Many have 3, 5 or 7 lobes that are very shallow to deeply incised.
A few are dissected to the midrib and become compound.

The edges have coarse forward pointing teeth.
The blade may be textured or puckered between the 5 main palmate veins.
Young leaves have white or reddish-brown hairs on the lower surface.
The hairs may be diffusely spread or in tufts and most disappear as the leaf grows.
The upper leaf surface may be light or dark green or a silvery-green.
Leaves colour before they fall.

The forked tendrils arise opposite the leaves at some to all of the nodes.
Possibly formed from modified shoots they may sometimes have buds on them.
The do not have adhesive pads on the tips.

Leaf opposed or terminal inflorescences are branched clusters of 10 to over 700 flowers.
The small green or yellowish flowers have parts mostly in fives (3 to 9).
Flowers can be bi- or uni-sexual with cultivated varieties mostly being bisexual.

The calyx is only a narrow collar.
The petals are joined in the bud then as the flower develops the petals separate at the base.
The attached tips form a hood over the anthers.
The tips remain remain attached and all the petals fall off as a unit.

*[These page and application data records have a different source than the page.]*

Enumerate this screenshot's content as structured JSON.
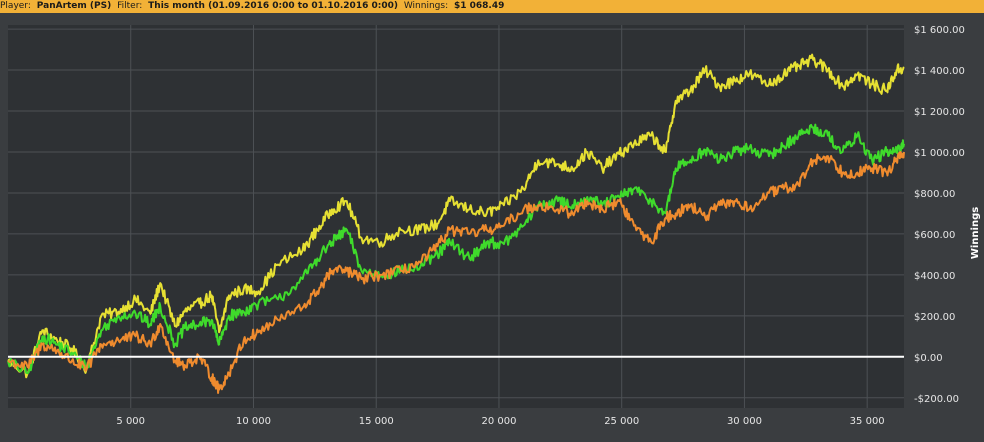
{
  "header": {
    "player_label": "Player:",
    "player_value": "PanArtem (PS)",
    "filter_label": "Filter:",
    "filter_value": "This month (01.09.2016 0:00 to 01.10.2016 0:00)",
    "winnings_label": "Winnings:",
    "winnings_value": "$1 068.49"
  },
  "chart_data": {
    "type": "line",
    "ylabel": "Winnings",
    "xlabel": "",
    "xlim": [
      0,
      36500
    ],
    "ylim": [
      -250,
      1620
    ],
    "grid": true,
    "x_ticks": [
      5000,
      10000,
      15000,
      20000,
      25000,
      30000,
      35000
    ],
    "x_tick_labels": [
      "5 000",
      "10 000",
      "15 000",
      "20 000",
      "25 000",
      "30 000",
      "35 000"
    ],
    "y_ticks": [
      1600,
      1400,
      1200,
      1000,
      800,
      600,
      400,
      200,
      0,
      -200
    ],
    "y_tick_labels": [
      "$1 600.00",
      "$1 400.00",
      "$1 200.00",
      "$1 000.00",
      "$800.00",
      "$600.00",
      "$400.00",
      "$200.00",
      "$0.00",
      "-$200.00"
    ],
    "zero_line_color": "#ffffff",
    "series": [
      {
        "color": "#e6e033",
        "points": [
          [
            0,
            -20
          ],
          [
            800,
            -80
          ],
          [
            1400,
            130
          ],
          [
            2000,
            80
          ],
          [
            2600,
            40
          ],
          [
            3200,
            -60
          ],
          [
            3800,
            200
          ],
          [
            4500,
            220
          ],
          [
            5200,
            280
          ],
          [
            5800,
            210
          ],
          [
            6200,
            360
          ],
          [
            6800,
            150
          ],
          [
            7200,
            220
          ],
          [
            7800,
            260
          ],
          [
            8300,
            300
          ],
          [
            8600,
            120
          ],
          [
            9000,
            300
          ],
          [
            9600,
            330
          ],
          [
            10200,
            320
          ],
          [
            11000,
            450
          ],
          [
            12000,
            520
          ],
          [
            12600,
            620
          ],
          [
            13200,
            720
          ],
          [
            13800,
            760
          ],
          [
            14400,
            580
          ],
          [
            15200,
            560
          ],
          [
            16000,
            620
          ],
          [
            16800,
            620
          ],
          [
            17500,
            650
          ],
          [
            18000,
            760
          ],
          [
            18800,
            720
          ],
          [
            19500,
            700
          ],
          [
            20200,
            740
          ],
          [
            21000,
            820
          ],
          [
            21600,
            960
          ],
          [
            22400,
            940
          ],
          [
            23000,
            920
          ],
          [
            23600,
            1000
          ],
          [
            24200,
            920
          ],
          [
            24900,
            990
          ],
          [
            25500,
            1040
          ],
          [
            26200,
            1080
          ],
          [
            26800,
            1000
          ],
          [
            27200,
            1250
          ],
          [
            27800,
            1300
          ],
          [
            28400,
            1400
          ],
          [
            29000,
            1320
          ],
          [
            29600,
            1350
          ],
          [
            30200,
            1380
          ],
          [
            31000,
            1330
          ],
          [
            31600,
            1380
          ],
          [
            32200,
            1420
          ],
          [
            32800,
            1450
          ],
          [
            33400,
            1400
          ],
          [
            34000,
            1320
          ],
          [
            34600,
            1380
          ],
          [
            35200,
            1330
          ],
          [
            35800,
            1300
          ],
          [
            36200,
            1400
          ],
          [
            36500,
            1410
          ]
        ]
      },
      {
        "color": "#3fda2b",
        "points": [
          [
            0,
            -20
          ],
          [
            800,
            -80
          ],
          [
            1400,
            100
          ],
          [
            2000,
            60
          ],
          [
            2600,
            20
          ],
          [
            3200,
            -50
          ],
          [
            3800,
            130
          ],
          [
            4500,
            200
          ],
          [
            5200,
            210
          ],
          [
            5800,
            160
          ],
          [
            6200,
            250
          ],
          [
            6800,
            60
          ],
          [
            7200,
            140
          ],
          [
            7800,
            160
          ],
          [
            8300,
            180
          ],
          [
            8600,
            60
          ],
          [
            9000,
            200
          ],
          [
            9600,
            220
          ],
          [
            10200,
            260
          ],
          [
            11000,
            280
          ],
          [
            12000,
            380
          ],
          [
            12600,
            480
          ],
          [
            13200,
            560
          ],
          [
            13800,
            620
          ],
          [
            14400,
            420
          ],
          [
            15200,
            400
          ],
          [
            16000,
            420
          ],
          [
            16800,
            440
          ],
          [
            17500,
            500
          ],
          [
            18000,
            560
          ],
          [
            18800,
            480
          ],
          [
            19500,
            560
          ],
          [
            20200,
            550
          ],
          [
            21000,
            640
          ],
          [
            21600,
            740
          ],
          [
            22400,
            760
          ],
          [
            23000,
            740
          ],
          [
            23600,
            780
          ],
          [
            24200,
            740
          ],
          [
            24900,
            780
          ],
          [
            25500,
            820
          ],
          [
            26200,
            760
          ],
          [
            26800,
            700
          ],
          [
            27200,
            920
          ],
          [
            27800,
            960
          ],
          [
            28400,
            1010
          ],
          [
            29000,
            960
          ],
          [
            29600,
            1000
          ],
          [
            30200,
            1020
          ],
          [
            31000,
            980
          ],
          [
            31600,
            1030
          ],
          [
            32200,
            1080
          ],
          [
            32800,
            1120
          ],
          [
            33400,
            1080
          ],
          [
            34000,
            1000
          ],
          [
            34600,
            1080
          ],
          [
            35200,
            960
          ],
          [
            35800,
            1000
          ],
          [
            36200,
            1000
          ],
          [
            36500,
            1040
          ]
        ]
      },
      {
        "color": "#ef8b2e",
        "points": [
          [
            0,
            -20
          ],
          [
            800,
            -50
          ],
          [
            1400,
            60
          ],
          [
            2000,
            30
          ],
          [
            2600,
            -20
          ],
          [
            3200,
            -60
          ],
          [
            3800,
            60
          ],
          [
            4500,
            80
          ],
          [
            5200,
            100
          ],
          [
            5800,
            60
          ],
          [
            6200,
            160
          ],
          [
            6800,
            -20
          ],
          [
            7200,
            -40
          ],
          [
            7800,
            0
          ],
          [
            8300,
            -100
          ],
          [
            8600,
            -160
          ],
          [
            9000,
            -80
          ],
          [
            9600,
            80
          ],
          [
            10200,
            120
          ],
          [
            11000,
            180
          ],
          [
            12000,
            240
          ],
          [
            12600,
            320
          ],
          [
            13200,
            420
          ],
          [
            13800,
            420
          ],
          [
            14400,
            380
          ],
          [
            15200,
            400
          ],
          [
            16000,
            420
          ],
          [
            16800,
            460
          ],
          [
            17500,
            540
          ],
          [
            18000,
            620
          ],
          [
            18800,
            600
          ],
          [
            19500,
            620
          ],
          [
            20200,
            640
          ],
          [
            21000,
            720
          ],
          [
            21600,
            740
          ],
          [
            22400,
            720
          ],
          [
            23000,
            700
          ],
          [
            23600,
            760
          ],
          [
            24200,
            720
          ],
          [
            24900,
            760
          ],
          [
            25500,
            640
          ],
          [
            26200,
            560
          ],
          [
            26800,
            680
          ],
          [
            27200,
            700
          ],
          [
            27800,
            740
          ],
          [
            28400,
            680
          ],
          [
            29000,
            740
          ],
          [
            29600,
            760
          ],
          [
            30200,
            720
          ],
          [
            31000,
            800
          ],
          [
            31600,
            820
          ],
          [
            32200,
            840
          ],
          [
            32800,
            960
          ],
          [
            33400,
            980
          ],
          [
            34000,
            900
          ],
          [
            34600,
            900
          ],
          [
            35200,
            920
          ],
          [
            35800,
            900
          ],
          [
            36200,
            960
          ],
          [
            36500,
            1000
          ]
        ]
      }
    ]
  }
}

There are usually five (3 to 9) short or long stamens inserted opposite the petals.
In bisexual and staminate flowers the stamens are upright whereas pistillate flowers have
    the stamens curved backwards. Pistillate flowers have non-fertile pollen.

The nectiferous disc between the stamens and ovary almost surrounds the filament bases.
It is in the form of 5 (3 to 9) glands.
They are yellow, dark yellow or yellowish-green and may persist in the fruit.

The superior ovary is fully developed in bisexual and pistillate flowers.
Of 2 (3 or 4) carpels there are 2 ovules in each locule.
The style is short and the stigma usually has 2-lobes.
In Vitis vinifera the style is solid and the stigma has dense papillae on it.

The fruit are fleshy, oblong or round berries often with a white bloom.
Mature fruit can be green, red, purple, dark purple (black) or dark blue.
Grapes called ‘white’ are actually green.
Each berry has 1 to 4 (6) seeds around 5 mm long with the shape depending on the species.
The ventral surface has 2 infolds and there is a round or oval chalaza on the dorsal side.